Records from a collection
══════════════════════════════

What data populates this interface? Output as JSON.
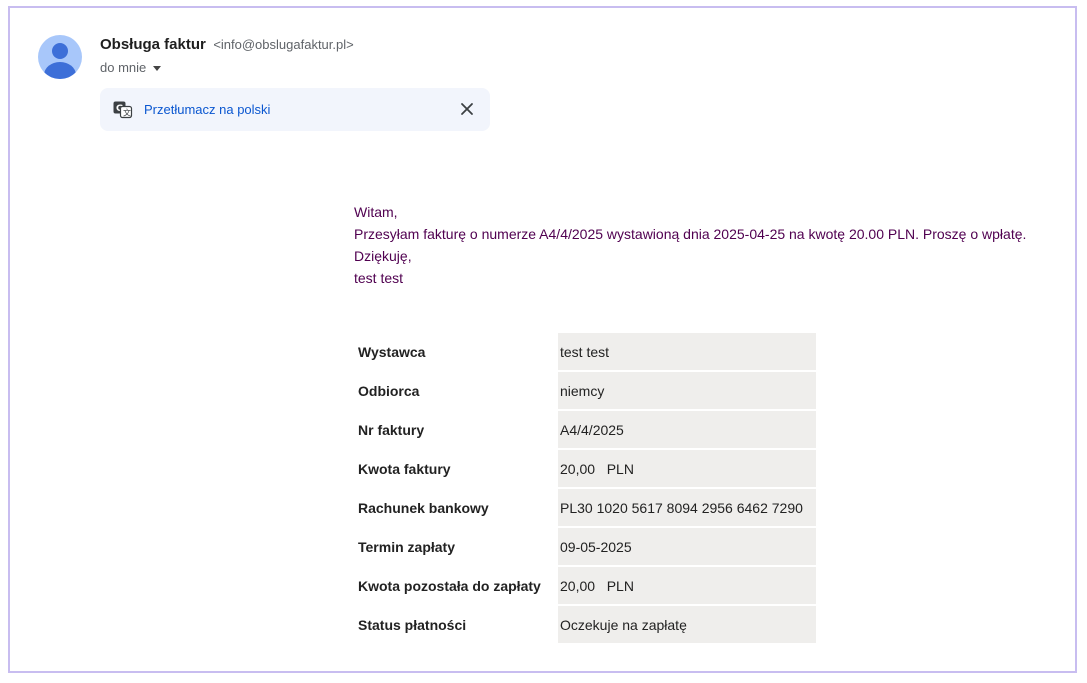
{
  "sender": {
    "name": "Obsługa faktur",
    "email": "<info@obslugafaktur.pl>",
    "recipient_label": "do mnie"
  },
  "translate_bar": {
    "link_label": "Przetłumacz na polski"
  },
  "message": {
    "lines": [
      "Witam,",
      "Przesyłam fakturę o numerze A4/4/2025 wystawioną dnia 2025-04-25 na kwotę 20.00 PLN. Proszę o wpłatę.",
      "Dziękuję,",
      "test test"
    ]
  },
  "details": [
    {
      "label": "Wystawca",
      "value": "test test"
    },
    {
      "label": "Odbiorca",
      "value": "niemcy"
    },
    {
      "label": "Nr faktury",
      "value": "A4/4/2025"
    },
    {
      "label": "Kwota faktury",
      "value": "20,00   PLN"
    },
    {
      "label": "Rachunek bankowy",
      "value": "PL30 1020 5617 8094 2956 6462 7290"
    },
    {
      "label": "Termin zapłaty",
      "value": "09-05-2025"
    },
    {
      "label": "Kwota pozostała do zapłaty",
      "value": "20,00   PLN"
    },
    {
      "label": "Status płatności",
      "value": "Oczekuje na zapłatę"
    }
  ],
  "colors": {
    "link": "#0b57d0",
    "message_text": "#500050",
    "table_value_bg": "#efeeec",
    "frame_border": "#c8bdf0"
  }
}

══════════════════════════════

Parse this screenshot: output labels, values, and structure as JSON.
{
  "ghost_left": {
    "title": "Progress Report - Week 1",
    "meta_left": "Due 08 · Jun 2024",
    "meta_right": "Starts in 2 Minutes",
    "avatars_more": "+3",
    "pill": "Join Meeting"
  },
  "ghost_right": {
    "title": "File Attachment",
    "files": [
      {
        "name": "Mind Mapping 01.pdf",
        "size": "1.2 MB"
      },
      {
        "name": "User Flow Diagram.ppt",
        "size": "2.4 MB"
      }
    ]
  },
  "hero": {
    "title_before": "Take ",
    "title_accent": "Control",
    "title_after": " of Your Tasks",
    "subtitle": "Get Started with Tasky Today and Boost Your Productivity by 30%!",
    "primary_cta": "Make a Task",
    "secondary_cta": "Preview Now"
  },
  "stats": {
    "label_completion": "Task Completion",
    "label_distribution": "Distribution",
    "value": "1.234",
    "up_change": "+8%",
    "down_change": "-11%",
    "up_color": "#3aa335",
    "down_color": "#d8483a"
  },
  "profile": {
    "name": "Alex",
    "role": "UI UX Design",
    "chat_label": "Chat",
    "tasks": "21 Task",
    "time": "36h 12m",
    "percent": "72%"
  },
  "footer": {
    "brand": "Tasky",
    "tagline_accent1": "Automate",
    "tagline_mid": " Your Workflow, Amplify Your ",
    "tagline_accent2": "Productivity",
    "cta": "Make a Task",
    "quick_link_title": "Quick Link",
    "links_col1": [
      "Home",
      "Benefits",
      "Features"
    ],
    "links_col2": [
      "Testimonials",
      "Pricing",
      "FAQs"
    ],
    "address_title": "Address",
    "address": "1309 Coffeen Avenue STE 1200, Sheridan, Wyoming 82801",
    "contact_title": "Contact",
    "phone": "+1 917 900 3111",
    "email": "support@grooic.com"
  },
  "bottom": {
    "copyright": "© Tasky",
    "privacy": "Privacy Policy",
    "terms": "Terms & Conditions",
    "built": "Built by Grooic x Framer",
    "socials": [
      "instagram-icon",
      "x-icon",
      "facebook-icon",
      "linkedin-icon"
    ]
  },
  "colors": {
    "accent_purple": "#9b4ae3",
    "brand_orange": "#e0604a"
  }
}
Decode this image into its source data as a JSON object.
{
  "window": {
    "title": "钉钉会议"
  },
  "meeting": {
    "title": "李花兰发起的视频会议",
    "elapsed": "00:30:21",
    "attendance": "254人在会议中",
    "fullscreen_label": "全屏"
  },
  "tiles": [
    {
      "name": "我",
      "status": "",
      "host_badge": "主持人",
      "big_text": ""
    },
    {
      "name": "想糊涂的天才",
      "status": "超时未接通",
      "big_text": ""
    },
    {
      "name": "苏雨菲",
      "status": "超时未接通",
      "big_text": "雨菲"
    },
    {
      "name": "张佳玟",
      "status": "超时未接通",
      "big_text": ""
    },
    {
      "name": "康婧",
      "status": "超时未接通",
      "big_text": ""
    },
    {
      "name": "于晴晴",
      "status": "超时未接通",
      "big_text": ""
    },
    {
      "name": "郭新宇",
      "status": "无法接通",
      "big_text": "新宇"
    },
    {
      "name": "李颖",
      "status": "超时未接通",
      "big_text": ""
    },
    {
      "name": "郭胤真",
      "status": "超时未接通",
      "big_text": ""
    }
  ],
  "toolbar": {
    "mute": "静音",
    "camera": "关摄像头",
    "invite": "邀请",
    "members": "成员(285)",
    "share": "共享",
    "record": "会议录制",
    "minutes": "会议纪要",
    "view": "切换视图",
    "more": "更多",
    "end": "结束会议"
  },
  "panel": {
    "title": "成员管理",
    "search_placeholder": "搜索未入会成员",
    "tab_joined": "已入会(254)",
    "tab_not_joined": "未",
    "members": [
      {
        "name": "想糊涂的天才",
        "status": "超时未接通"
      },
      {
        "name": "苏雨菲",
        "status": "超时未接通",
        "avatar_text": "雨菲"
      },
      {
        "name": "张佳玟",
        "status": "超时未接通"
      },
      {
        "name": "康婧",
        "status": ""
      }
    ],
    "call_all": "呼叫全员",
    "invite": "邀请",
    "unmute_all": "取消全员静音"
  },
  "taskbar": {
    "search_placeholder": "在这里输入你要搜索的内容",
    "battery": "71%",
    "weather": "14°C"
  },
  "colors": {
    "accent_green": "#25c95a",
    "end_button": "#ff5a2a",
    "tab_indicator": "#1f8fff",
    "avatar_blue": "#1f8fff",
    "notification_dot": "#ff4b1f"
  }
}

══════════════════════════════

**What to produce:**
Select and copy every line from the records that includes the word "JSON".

**Solution for this problem:**
What data populates this interface? Output as JSON.
Parse this screenshot: output labels, values, and structure as JSON.
Decode this image into its source data as a JSON object.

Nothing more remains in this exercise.